PITTSBURGH — A federal court in western Pennsylvania ruled today that voters who submit mail ballots in time to be counted in an election — but who mistakenly forget to handwrite a date on the return envelope or write the wrong date — must have their ballots counted. Disqualifying those ballots is a violation of the federal Civil Rights Act, the court found.
The ruling is in response to a lawsuit filed in November 2022 by six voting rights advocacy organizations, later joined by five individual voters. The organizations and voters are represented by legal counsel from the American Civil Liberties Union of Pennsylvania, ACLU National, and the law firm Hogan Lovells.
The lawsuit, NAACP v. Schmidt, was filed by the Pennsylvania State Conference of the NAACP, Black Political Empowerment Project, Common Cause Pennsylvania, League of Women Voters of Pennsylvania, Make The Road Pennsylvania, and POWER Interfaith. The organizations and their counsel responded to the ruling by issuing the following statements:
Witold Walczak, legal director of the ACLU of Pennsylvania: “Every eligible person who casts a ballot should have their vote counted. The handwritten-date requirement is completely irrelevant and unnecessary because elections officials know whether the ballot was received on time. And the whole point of this provision in the Civil Rights Act was to stop states from disqualifying votes for frivolous reasons, like this date requirement. We’re grateful that the court understood that.”
Ari Savitzky, senior staff attorney with the ACLU’s Voting Rights Project: “The right to vote is sacred. Throwing out valid votes because of a minor paperwork error is undemocratic and illegal. This ruling ensures that Pennsylvanians who vote by mail, including senior citizens and voters with disabilities, will not face disenfranchisement because of a trivial mistake in handwriting an irrelevant date on the outer return envelope. Federal law requires nothing less, as the court’s decision makes crystal clear.”

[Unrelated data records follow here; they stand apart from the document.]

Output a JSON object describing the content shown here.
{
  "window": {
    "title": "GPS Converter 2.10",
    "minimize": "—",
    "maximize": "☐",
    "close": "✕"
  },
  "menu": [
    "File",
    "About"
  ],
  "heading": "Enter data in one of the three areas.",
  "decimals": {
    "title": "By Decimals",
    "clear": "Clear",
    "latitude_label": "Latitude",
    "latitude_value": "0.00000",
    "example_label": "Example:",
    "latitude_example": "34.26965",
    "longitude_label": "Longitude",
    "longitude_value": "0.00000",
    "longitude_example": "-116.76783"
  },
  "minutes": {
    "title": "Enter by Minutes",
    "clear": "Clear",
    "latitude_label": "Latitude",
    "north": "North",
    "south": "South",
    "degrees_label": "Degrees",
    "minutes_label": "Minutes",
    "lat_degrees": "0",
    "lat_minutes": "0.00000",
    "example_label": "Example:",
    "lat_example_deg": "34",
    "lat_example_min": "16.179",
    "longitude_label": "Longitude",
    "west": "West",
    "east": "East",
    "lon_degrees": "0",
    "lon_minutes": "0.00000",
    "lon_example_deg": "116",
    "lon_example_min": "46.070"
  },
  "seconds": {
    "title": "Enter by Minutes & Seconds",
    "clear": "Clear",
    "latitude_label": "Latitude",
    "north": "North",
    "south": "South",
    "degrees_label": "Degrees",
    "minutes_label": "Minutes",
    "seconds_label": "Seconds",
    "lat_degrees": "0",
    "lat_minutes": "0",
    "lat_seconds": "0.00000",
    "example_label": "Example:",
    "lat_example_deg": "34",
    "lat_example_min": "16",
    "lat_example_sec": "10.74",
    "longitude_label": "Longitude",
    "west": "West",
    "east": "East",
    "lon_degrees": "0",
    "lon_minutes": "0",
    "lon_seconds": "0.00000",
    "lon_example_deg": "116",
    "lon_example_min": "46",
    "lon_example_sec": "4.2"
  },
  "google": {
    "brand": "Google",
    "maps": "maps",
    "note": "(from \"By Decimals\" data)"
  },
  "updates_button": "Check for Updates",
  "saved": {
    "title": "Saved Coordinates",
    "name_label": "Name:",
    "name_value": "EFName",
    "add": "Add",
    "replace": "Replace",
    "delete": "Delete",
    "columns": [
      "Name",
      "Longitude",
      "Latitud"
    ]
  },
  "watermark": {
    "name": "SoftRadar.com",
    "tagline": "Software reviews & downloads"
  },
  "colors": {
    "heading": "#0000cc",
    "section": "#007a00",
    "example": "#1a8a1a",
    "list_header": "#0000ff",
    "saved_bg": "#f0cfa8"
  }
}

Philip Hensley-Robin, executive director of Common Cause Pennsylvania: “This is a tremendous victory for mail-in voters in Pennsylvania. We are relieved that minor clerical errors will no longer prevent Pennsylvanians from having their votes counted. We look forward to seeing the impact that this ruling will have on future elections, particularly for communities of color and elderly Pennsylvanians.”
Susan Gobreski, vice president of policy at the League of Women Voters of Pennsylvania: “We applaud today’s court decision in NAACP v. Schmidt. Pennsylvania citizens must have complete and unfettered access to the ballot box, free from unnecessary obstacles or interference. Today’s decision is a victory for voters and the accessibility of our elections.”
Diana Robinson, civic engagement director for Make the Road Pennsylvania: “Today the court affirmed what is already common sense: A minor, meaningless technicality shouldn’t disenfranchise eligible voters. As long as your ballot is received on time, the date written on the paper is irrelevant and your vote counts.”
Bishop Dwayne Royster, executive director at POWER Interfaith: “Our faith calls us to advocate for equitable access to the ballot box, striving to eradicate any injustice that undermines the sacred principle of democratic representation. We cannot allow technicalities to strip away the voices of countless voters who participated in the democratic process, particularly those of us who have historically faced barriers in accessing the ballot box. Count every vote and ensure that eligible ballots are not disqualified over minor paperwork errors.”